__PROBLEM STATEMENT__.
Go through the data and copy each line where the string "icon" appears.

__RECORDED INFORMATION__.
+++
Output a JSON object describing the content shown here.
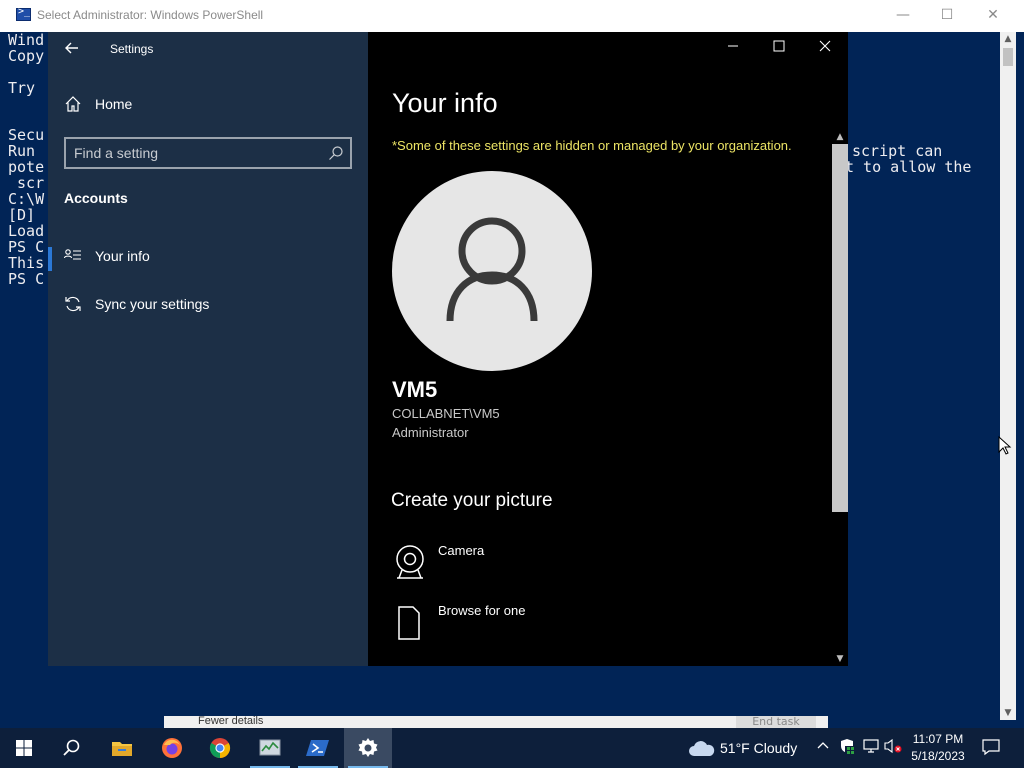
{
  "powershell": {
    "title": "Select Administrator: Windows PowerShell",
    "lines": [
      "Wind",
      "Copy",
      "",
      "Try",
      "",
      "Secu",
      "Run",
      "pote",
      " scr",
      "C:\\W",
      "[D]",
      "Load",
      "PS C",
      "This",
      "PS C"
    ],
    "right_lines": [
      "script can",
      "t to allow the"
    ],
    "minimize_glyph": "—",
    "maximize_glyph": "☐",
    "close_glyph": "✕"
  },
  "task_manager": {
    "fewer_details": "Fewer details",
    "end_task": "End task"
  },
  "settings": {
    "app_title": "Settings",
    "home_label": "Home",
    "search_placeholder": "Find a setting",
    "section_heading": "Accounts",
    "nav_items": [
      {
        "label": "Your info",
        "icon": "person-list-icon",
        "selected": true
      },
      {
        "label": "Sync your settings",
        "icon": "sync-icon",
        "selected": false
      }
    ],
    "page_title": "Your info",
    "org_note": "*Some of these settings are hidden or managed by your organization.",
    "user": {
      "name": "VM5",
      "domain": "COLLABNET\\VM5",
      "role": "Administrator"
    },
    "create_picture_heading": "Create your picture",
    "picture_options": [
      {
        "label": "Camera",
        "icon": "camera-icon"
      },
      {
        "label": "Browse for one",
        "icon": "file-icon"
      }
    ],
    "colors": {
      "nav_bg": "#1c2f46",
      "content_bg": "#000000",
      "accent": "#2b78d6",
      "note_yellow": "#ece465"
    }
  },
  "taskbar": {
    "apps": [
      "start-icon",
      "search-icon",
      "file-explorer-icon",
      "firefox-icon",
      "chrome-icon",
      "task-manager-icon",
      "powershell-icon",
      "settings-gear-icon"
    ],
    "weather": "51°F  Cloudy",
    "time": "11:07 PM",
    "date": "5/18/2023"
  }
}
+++
__WRITTEN RESPONSE__.
        "icon": "person-list-icon",
        "icon": "sync-icon",
        "icon": "camera-icon"
        "icon": "file-icon"
      "start-icon",
      "search-icon",
      "file-explorer-icon",
      "firefox-icon",
      "chrome-icon",
      "task-manager-icon",
      "powershell-icon",
      "settings-gear-icon"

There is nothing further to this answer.